Jennifer: The integration of AI into our process has taken our world by storm in the last few months. We are both thrilled potential and terrified by the unknown. The creative parts of design, of course, are what we want to hang on to, the rote tasks are what we are looking forward to streamlining. The role of the architect—client interface, building the team, knowing how a building embodies the intangibles—this is what we can and will continue to bring to our processes.
Q: In summary, what are a couple of things that people can do to foster greater integration?
Eric: First, given the increasing labor shortages, teams must leverage Virtual Design and Construction (VDC) with building partners. Doing so can inform the design, particularly when it comes to integrating prefabrication building elements early into a component-based design process. Secondly, I encourage everyone to integrate facility managers earlier into the design process and move towards a more digital turnover to our clients. For more information, I suggest the book Integrating Project Delivery by Martin Fischer from Stanford University.
Jennifer: Integration is about behaviors, commitments and bringing an open mind to a process that might be different than what we know today. Think about how you are integrating the voice of your clients, not just those paying the bills but also those who will live, work and engage in the building you create. Welcome the emerging, younger generations of designers and architects to the table—they bring the creativity, motivation and the responsibility to that we need to help solve the significant issues of this time.

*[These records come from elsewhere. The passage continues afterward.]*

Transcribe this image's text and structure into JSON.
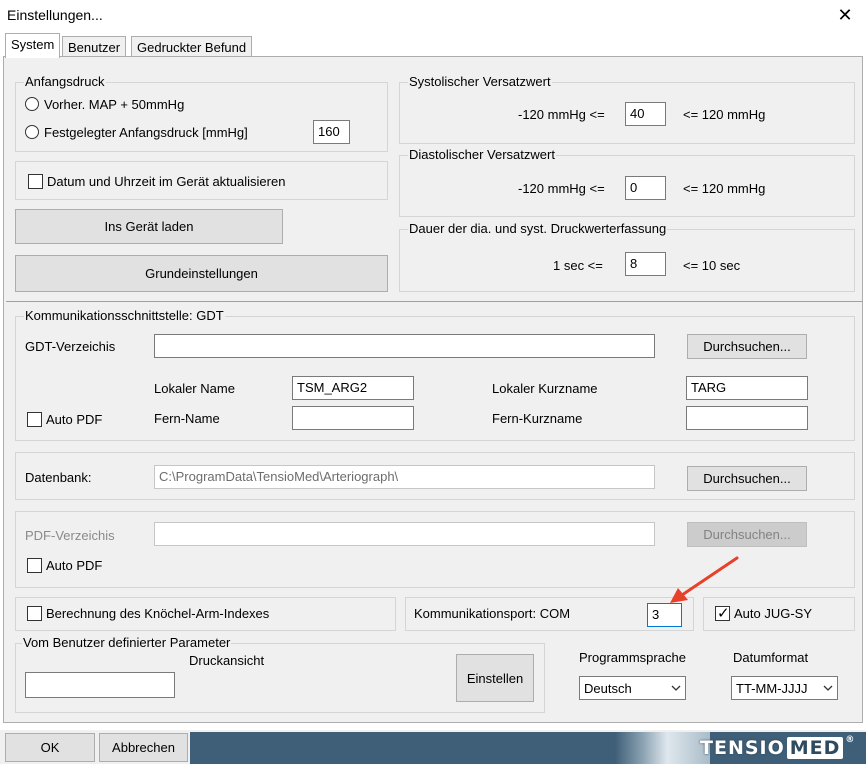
{
  "window": {
    "title": "Einstellungen..."
  },
  "tabs": [
    "System",
    "Benutzer",
    "Gedruckter Befund"
  ],
  "anfangsdruck": {
    "legend": "Anfangsdruck",
    "option1": "Vorher. MAP + 50mmHg",
    "option2": "Festgelegter Anfangsdruck [mmHg]",
    "value": "160"
  },
  "datum": {
    "label": "Datum und Uhrzeit im Gerät aktualisieren",
    "checked": false
  },
  "buttons": {
    "ins_geraet": "Ins Gerät laden",
    "grundeinstellungen": "Grundeinstellungen"
  },
  "systolisch": {
    "legend": "Systolischer Versatzwert",
    "min": "-120 mmHg <=",
    "value": "40",
    "max": "<= 120 mmHg"
  },
  "diastolisch": {
    "legend": "Diastolischer Versatzwert",
    "min": "-120 mmHg <=",
    "value": "0",
    "max": "<= 120 mmHg"
  },
  "dauer": {
    "legend": "Dauer der dia. und syst. Druckwerterfassung",
    "min": "1 sec <=",
    "value": "8",
    "max": "<= 10 sec"
  },
  "gdt": {
    "legend": "Kommunikationsschnittstelle: GDT",
    "verzeichnis_label": "GDT-Verzeichis",
    "verzeichnis_value": "",
    "browse": "Durchsuchen...",
    "lokaler_name_label": "Lokaler Name",
    "lokaler_name_value": "TSM_ARG2",
    "fern_name_label": "Fern-Name",
    "fern_name_value": "",
    "lokaler_kurzname_label": "Lokaler Kurzname",
    "lokaler_kurzname_value": "TARG",
    "fern_kurzname_label": "Fern-Kurzname",
    "fern_kurzname_value": "",
    "auto_pdf": "Auto PDF"
  },
  "datenbank": {
    "label": "Datenbank:",
    "value": "C:\\ProgramData\\TensioMed\\Arteriograph\\",
    "browse": "Durchsuchen..."
  },
  "pdf": {
    "label": "PDF-Verzeichis",
    "value": "",
    "browse": "Durchsuchen...",
    "auto_pdf": "Auto PDF"
  },
  "abi": {
    "label": "Berechnung des Knöchel-Arm-Indexes"
  },
  "komport": {
    "label": "Kommunikationsport: COM",
    "value": "3"
  },
  "autojug": {
    "label": "Auto JUG-SY",
    "checked": true
  },
  "benutzer_param": {
    "legend": "Vom Benutzer definierter Parameter",
    "druckansicht": "Druckansicht",
    "value": "",
    "einstellen": "Einstellen"
  },
  "sprache": {
    "label": "Programmsprache",
    "value": "Deutsch"
  },
  "datumformat": {
    "label": "Datumformat",
    "value": "TT-MM-JJJJ"
  },
  "footer": {
    "ok": "OK",
    "abbrechen": "Abbrechen"
  },
  "brand": {
    "part1": "TENSIO",
    "part2": "MED",
    "reg": "®"
  },
  "colors": {
    "annotation_arrow": "#e8412b",
    "focus_border": "#0078d7",
    "brand_bar": "#3f5f78"
  }
}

Photos on this page courtesy of Chole Jackman Photography and Trevor Satterwhite.
Board of Directors
Eric Lamb is a natural problem-solver. A numbers man at heart, he studied civil engineering with the goal of creating integrated transportation systems. His love for building, however, steered him towards a master’s degree in construction management and…
Posted on June 15, 2023
Last Updated June 14, 2023